== TASK DETAILS ==
Output each record exactly, with nothing omitted.

== DATA PROVIDED ==
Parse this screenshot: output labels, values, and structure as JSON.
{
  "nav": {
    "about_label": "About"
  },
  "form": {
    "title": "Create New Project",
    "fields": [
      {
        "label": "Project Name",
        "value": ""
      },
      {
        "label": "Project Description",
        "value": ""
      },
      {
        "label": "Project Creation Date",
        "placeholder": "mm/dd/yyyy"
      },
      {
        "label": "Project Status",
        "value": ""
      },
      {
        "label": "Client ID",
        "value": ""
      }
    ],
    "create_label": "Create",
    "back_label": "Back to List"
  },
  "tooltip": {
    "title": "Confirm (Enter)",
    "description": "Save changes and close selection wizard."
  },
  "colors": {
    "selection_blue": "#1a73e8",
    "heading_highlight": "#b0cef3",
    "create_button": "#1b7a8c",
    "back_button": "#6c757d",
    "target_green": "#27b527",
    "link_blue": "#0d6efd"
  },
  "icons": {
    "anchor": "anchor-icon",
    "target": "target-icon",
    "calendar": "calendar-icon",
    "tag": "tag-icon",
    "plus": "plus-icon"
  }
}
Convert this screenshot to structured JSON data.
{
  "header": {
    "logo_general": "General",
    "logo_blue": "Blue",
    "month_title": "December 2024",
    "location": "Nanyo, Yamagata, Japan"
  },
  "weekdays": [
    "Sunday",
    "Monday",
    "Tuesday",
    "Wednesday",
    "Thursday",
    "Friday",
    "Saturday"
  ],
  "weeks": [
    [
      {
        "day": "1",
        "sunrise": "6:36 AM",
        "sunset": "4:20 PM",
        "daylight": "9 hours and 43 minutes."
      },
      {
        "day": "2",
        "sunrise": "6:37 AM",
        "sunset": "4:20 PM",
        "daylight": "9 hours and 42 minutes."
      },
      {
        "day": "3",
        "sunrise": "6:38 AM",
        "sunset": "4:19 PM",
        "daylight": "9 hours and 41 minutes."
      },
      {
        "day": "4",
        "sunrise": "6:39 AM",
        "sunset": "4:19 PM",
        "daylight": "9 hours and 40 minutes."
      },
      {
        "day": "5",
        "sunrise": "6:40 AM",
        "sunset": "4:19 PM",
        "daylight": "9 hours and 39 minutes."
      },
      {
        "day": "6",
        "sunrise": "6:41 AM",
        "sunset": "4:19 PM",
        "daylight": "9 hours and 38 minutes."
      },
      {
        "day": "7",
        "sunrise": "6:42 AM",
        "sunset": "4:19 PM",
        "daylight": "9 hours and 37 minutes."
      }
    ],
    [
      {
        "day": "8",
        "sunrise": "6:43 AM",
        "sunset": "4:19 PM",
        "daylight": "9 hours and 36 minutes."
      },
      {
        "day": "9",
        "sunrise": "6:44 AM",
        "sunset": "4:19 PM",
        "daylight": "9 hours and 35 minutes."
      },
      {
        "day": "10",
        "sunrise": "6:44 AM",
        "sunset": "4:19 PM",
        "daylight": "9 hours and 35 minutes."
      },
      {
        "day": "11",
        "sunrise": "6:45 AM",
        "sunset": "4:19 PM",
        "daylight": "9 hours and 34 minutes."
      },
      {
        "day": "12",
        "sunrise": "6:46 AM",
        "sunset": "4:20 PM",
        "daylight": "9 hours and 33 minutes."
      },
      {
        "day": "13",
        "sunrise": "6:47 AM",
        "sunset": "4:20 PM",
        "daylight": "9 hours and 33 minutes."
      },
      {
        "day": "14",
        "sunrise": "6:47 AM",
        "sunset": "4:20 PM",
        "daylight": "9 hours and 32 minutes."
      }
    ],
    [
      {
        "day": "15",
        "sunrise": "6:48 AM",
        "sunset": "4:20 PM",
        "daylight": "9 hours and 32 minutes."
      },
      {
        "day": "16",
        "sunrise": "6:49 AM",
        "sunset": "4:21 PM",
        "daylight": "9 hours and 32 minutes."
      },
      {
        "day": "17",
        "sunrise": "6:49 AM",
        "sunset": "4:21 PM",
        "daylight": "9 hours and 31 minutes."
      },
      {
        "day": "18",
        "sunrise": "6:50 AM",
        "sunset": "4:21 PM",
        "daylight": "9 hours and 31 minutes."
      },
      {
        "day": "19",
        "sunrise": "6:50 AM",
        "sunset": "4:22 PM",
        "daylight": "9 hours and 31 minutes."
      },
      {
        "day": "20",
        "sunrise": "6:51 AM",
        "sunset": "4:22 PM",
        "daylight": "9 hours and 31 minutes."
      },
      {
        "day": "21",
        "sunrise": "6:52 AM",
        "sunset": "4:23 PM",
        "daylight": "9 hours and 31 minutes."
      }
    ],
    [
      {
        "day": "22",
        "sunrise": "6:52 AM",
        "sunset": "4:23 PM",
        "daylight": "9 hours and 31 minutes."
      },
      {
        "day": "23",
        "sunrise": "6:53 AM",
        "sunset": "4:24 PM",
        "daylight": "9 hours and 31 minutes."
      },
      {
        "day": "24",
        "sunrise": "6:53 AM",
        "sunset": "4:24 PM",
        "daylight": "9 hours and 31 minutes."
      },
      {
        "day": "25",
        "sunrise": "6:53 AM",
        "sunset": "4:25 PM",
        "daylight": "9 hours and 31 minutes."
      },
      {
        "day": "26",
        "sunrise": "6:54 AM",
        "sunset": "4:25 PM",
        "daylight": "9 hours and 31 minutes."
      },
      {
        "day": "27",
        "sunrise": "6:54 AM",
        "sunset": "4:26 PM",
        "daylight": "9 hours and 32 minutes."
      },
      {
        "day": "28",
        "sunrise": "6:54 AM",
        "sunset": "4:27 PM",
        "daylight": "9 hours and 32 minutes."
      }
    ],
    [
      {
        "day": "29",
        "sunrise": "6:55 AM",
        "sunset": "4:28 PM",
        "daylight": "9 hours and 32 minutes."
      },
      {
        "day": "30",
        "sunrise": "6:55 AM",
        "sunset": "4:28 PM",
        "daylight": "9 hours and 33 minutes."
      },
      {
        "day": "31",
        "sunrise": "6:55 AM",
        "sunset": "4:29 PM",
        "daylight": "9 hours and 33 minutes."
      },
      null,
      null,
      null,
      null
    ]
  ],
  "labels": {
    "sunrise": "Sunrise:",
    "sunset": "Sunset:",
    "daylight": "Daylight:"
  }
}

== OUTPUT OF THE EXERCISE ==
Parse this screenshot: output labels, values, and structure as JSON.
{
  "nav": {
    "about_label": "About"
  },
  "form": {
    "title": "Create New Project",
    "fields": [
      {
        "label": "Project Name",
        "value": ""
      },
      {
        "label": "Project Description",
        "value": ""
      },
      {
        "label": "Project Creation Date",
        "placeholder": "mm/dd/yyyy"
      },
      {
        "label": "Project Status",
        "value": ""
      },
      {
        "label": "Client ID",
        "value": ""
      }
    ],
    "create_label": "Create",
    "back_label": "Back to List"
  },
  "tooltip": {
    "title": "Confirm (Enter)",
    "description": "Save changes and close selection wizard."
  },
  "colors": {
    "selection_blue": "#1a73e8",
    "heading_highlight": "#b0cef3",
    "create_button": "#1b7a8c",
    "back_button": "#6c757d",
    "target_green": "#27b527",
    "link_blue": "#0d6efd"
  },
  "icons": {
    "anchor": "anchor-icon",
    "target": "target-icon",
    "calendar": "calendar-icon",
    "tag": "tag-icon",
    "plus": "plus-icon"
  }
}
Convert this screenshot to structured JSON data.
{
  "header": {
    "logo_general": "General",
    "logo_blue": "Blue",
    "month_title": "December 2024",
    "location": "Nanyo, Yamagata, Japan"
  },
  "weekdays": [
    "Sunday",
    "Monday",
    "Tuesday",
    "Wednesday",
    "Thursday",
    "Friday",
    "Saturday"
  ],
  "weeks": [
    [
      {
        "day": "1",
        "sunrise": "6:36 AM",
        "sunset": "4:20 PM",
        "daylight": "9 hours and 43 minutes."
      },
      {
        "day": "2",
        "sunrise": "6:37 AM",
        "sunset": "4:20 PM",
        "daylight": "9 hours and 42 minutes."
      },
      {
        "day": "3",
        "sunrise": "6:38 AM",
        "sunset": "4:19 PM",
        "daylight": "9 hours and 41 minutes."
      },
      {
        "day": "4",
        "sunrise": "6:39 AM",
        "sunset": "4:19 PM",
        "daylight": "9 hours and 40 minutes."
      },
      {
        "day": "5",
        "sunrise": "6:40 AM",
        "sunset": "4:19 PM",
        "daylight": "9 hours and 39 minutes."
      },
      {
        "day": "6",
        "sunrise": "6:41 AM",
        "sunset": "4:19 PM",
        "daylight": "9 hours and 38 minutes."
      },
      {
        "day": "7",
        "sunrise": "6:42 AM",
        "sunset": "4:19 PM",
        "daylight": "9 hours and 37 minutes."
      }
    ],
    [
      {
        "day": "8",
        "sunrise": "6:43 AM",
        "sunset": "4:19 PM",
        "daylight": "9 hours and 36 minutes."
      },
      {
        "day": "9",
        "sunrise": "6:44 AM",
        "sunset": "4:19 PM",
        "daylight": "9 hours and 35 minutes."
      },
      {
        "day": "10",
        "sunrise": "6:44 AM",
        "sunset": "4:19 PM",
        "daylight": "9 hours and 35 minutes."
      },
      {
        "day": "11",
        "sunrise": "6:45 AM",
        "sunset": "4:19 PM",
        "daylight": "9 hours and 34 minutes."
      },
      {
        "day": "12",
        "sunrise": "6:46 AM",
        "sunset": "4:20 PM",
        "daylight": "9 hours and 33 minutes."
      },
      {
        "day": "13",
        "sunrise": "6:47 AM",
        "sunset": "4:20 PM",
        "daylight": "9 hours and 33 minutes."
      },
      {
        "day": "14",
        "sunrise": "6:47 AM",
        "sunset": "4:20 PM",
        "daylight": "9 hours and 32 minutes."
      }
    ],
    [
      {
        "day": "15",
        "sunrise": "6:48 AM",
        "sunset": "4:20 PM",
        "daylight": "9 hours and 32 minutes."
      },
      {
        "day": "16",
        "sunrise": "6:49 AM",
        "sunset": "4:21 PM",
        "daylight": "9 hours and 32 minutes."
      },
      {
        "day": "17",
        "sunrise": "6:49 AM",
        "sunset": "4:21 PM",
        "daylight": "9 hours and 31 minutes."
      },
      {
        "day": "18",
        "sunrise": "6:50 AM",
        "sunset": "4:21 PM",
        "daylight": "9 hours and 31 minutes."
      },
      {
        "day": "19",
        "sunrise": "6:50 AM",
        "sunset": "4:22 PM",
        "daylight": "9 hours and 31 minutes."
      },
      {
        "day": "20",
        "sunrise": "6:51 AM",
        "sunset": "4:22 PM",
        "daylight": "9 hours and 31 minutes."
      },
      {
        "day": "21",
        "sunrise": "6:52 AM",
        "sunset": "4:23 PM",
        "daylight": "9 hours and 31 minutes."
      }
    ],
    [
      {
        "day": "22",
        "sunrise": "6:52 AM",
        "sunset": "4:23 PM",
        "daylight": "9 hours and 31 minutes."
      },
      {
        "day": "23",
        "sunrise": "6:53 AM",
        "sunset": "4:24 PM",
        "daylight": "9 hours and 31 minutes."
      },
      {
        "day": "24",
        "sunrise": "6:53 AM",
        "sunset": "4:24 PM",
        "daylight": "9 hours and 31 minutes."
      },
      {
        "day": "25",
        "sunrise": "6:53 AM",
        "sunset": "4:25 PM",
        "daylight": "9 hours and 31 minutes."
      },
      {
        "day": "26",
        "sunrise": "6:54 AM",
        "sunset": "4:25 PM",
        "daylight": "9 hours and 31 minutes."
      },
      {
        "day": "27",
        "sunrise": "6:54 AM",
        "sunset": "4:26 PM",
        "daylight": "9 hours and 32 minutes."
      },
      {
        "day": "28",
        "sunrise": "6:54 AM",
        "sunset": "4:27 PM",
        "daylight": "9 hours and 32 minutes."
      }
    ],
    [
      {
        "day": "29",
        "sunrise": "6:55 AM",
        "sunset": "4:28 PM",
        "daylight": "9 hours and 32 minutes."
      },
      {
        "day": "30",
        "sunrise": "6:55 AM",
        "sunset": "4:28 PM",
        "daylight": "9 hours and 33 minutes."
      },
      {
        "day": "31",
        "sunrise": "6:55 AM",
        "sunset": "4:29 PM",
        "daylight": "9 hours and 33 minutes."
      },
      null,
      null,
      null,
      null
    ]
  ],
  "labels": {
    "sunrise": "Sunrise:",
    "sunset": "Sunset:",
    "daylight": "Daylight:"
  }
}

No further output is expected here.